The self-proclaimed nutritional watchdog, “Food Babe,” has a track record of baselessly vilifying some of America’s favorite indulgences. The scientifically illiterate crackpot blogger has bashed bread, beer, and now the seasonal Pumpkin Spice Latte.
The “Jenny McCarthy of Food’s” attack on your morning pick-me-up features the usual fear-mongering rhetoric that is the unfortunate trademark of Food Babe’s smear campaigns. It’s similar word salad that leads the Food Babe to join in the conspiracy-mongering of the extraordinarily dangerous anti-vaccine movement.
Luckily, it looks like shrewd observers are finally starting to catch on to Food Babe’s hyperbolic antics. Even her local newspaper (the Charlotte News and Observer) raised concerns with the legitimacy of her quacktivism. The story highlights many of the objections we’ve voiced in the past (like the ones here and here) and aptly explains:
But in interviews with food-policy advocates and academics, she is criticized for sensationalized and overblown claims. Other activists say she takes more credit than she deserves. And in some cases, The Charlotte Observer found evidence of errors and inconsistencies.
The Food Babe makes a living trading on scare tactics that promulgate misinformation campaigns. Her looney-tune theories ultimately lead the newspaper to question whether Food Babe espouses “Science or silliness.”
The answer? Silliness. And lots of it. Nobody should accept the advice of someone that thinks water molecules get sad when you call them mean names.

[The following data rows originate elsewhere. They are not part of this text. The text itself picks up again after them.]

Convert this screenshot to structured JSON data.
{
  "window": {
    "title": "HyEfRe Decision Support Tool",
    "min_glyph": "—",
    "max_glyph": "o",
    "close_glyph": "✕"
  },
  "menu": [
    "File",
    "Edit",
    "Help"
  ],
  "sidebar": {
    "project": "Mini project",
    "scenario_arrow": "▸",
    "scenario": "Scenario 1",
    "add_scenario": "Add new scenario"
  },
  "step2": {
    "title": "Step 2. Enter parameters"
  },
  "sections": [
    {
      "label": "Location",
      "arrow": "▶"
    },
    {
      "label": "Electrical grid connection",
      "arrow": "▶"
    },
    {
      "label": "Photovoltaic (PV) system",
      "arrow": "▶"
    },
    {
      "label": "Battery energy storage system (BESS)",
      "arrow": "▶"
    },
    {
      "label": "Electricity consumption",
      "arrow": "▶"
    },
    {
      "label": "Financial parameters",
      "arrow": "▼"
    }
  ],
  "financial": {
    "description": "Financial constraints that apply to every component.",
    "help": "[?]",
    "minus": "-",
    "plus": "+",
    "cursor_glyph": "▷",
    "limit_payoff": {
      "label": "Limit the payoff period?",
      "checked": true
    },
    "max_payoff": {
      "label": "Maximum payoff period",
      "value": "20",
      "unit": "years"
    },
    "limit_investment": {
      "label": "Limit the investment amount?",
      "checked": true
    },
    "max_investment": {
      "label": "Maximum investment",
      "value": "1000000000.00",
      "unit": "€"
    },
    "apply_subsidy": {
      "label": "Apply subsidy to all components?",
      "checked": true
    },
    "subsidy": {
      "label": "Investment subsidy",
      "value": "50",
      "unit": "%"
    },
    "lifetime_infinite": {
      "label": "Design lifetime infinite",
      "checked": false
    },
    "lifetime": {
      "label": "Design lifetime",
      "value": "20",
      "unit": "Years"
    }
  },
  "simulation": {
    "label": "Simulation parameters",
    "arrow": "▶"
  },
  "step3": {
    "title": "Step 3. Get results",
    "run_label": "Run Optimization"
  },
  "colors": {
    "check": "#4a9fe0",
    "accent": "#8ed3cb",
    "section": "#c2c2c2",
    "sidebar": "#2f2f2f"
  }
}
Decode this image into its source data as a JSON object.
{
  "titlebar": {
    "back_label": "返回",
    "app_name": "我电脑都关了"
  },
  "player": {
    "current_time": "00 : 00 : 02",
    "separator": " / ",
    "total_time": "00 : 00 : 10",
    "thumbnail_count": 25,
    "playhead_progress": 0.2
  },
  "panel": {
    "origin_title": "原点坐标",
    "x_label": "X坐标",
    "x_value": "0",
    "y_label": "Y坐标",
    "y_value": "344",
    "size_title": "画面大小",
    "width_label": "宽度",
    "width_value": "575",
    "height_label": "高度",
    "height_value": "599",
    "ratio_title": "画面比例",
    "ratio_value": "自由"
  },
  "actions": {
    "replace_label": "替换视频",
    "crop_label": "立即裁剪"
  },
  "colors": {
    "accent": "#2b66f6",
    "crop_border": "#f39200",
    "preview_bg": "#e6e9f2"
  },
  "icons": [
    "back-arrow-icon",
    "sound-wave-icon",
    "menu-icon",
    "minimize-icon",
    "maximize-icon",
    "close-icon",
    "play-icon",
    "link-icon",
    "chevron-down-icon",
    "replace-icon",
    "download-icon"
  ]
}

Ridiculousness aside the Food Babe will happily sell you more dietary snake oil if that’s what you’re into. Her“Eating Guide” sells for a whopping $119.88 per “membership.” We say thanks, but no thanks” The cash-money motivations for hysterical, scientifically illiterate activism couldn’t be on clearer display.